#### Task to carry out
Find every line in the records below that contains "locked", and copy it.

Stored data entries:
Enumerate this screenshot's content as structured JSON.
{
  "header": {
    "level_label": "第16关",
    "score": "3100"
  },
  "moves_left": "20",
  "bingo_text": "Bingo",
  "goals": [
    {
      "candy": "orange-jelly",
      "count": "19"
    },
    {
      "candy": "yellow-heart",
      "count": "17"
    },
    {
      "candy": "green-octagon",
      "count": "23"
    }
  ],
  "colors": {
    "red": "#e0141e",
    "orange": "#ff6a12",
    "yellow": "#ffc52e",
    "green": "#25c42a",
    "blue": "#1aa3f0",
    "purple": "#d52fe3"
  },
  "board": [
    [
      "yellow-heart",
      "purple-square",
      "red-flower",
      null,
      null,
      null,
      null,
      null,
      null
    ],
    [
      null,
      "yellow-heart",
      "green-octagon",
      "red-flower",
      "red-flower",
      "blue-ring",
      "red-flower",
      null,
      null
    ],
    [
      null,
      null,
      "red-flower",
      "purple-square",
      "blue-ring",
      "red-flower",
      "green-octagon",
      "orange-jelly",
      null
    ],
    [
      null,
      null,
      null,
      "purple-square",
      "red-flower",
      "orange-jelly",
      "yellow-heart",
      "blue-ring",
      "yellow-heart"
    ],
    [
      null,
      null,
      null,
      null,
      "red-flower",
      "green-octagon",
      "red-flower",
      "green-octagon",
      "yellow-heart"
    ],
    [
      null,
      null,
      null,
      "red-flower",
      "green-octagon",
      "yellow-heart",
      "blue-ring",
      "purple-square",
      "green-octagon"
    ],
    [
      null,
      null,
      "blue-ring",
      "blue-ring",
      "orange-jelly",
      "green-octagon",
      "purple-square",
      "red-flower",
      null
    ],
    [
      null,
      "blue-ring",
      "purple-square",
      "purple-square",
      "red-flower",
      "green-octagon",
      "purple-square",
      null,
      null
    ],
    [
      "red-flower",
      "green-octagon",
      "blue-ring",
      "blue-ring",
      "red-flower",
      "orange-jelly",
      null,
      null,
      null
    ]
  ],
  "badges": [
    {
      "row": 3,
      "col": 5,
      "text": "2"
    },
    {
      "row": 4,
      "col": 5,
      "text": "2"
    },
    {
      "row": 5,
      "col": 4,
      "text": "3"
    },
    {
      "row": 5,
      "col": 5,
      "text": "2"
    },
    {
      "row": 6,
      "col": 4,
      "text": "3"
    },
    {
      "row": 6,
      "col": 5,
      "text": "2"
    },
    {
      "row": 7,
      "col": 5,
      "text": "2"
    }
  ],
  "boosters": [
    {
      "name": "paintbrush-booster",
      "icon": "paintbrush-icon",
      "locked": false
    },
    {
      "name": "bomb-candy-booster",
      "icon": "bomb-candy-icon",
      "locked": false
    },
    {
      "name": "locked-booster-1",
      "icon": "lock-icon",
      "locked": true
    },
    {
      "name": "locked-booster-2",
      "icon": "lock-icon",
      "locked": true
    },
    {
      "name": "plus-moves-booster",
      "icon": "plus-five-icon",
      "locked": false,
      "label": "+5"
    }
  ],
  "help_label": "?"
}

#### Answer section
      "locked": false
      "locked": false
      "name": "locked-booster-1",
      "locked": true
      "name": "locked-booster-2",
      "locked": true
      "locked": false,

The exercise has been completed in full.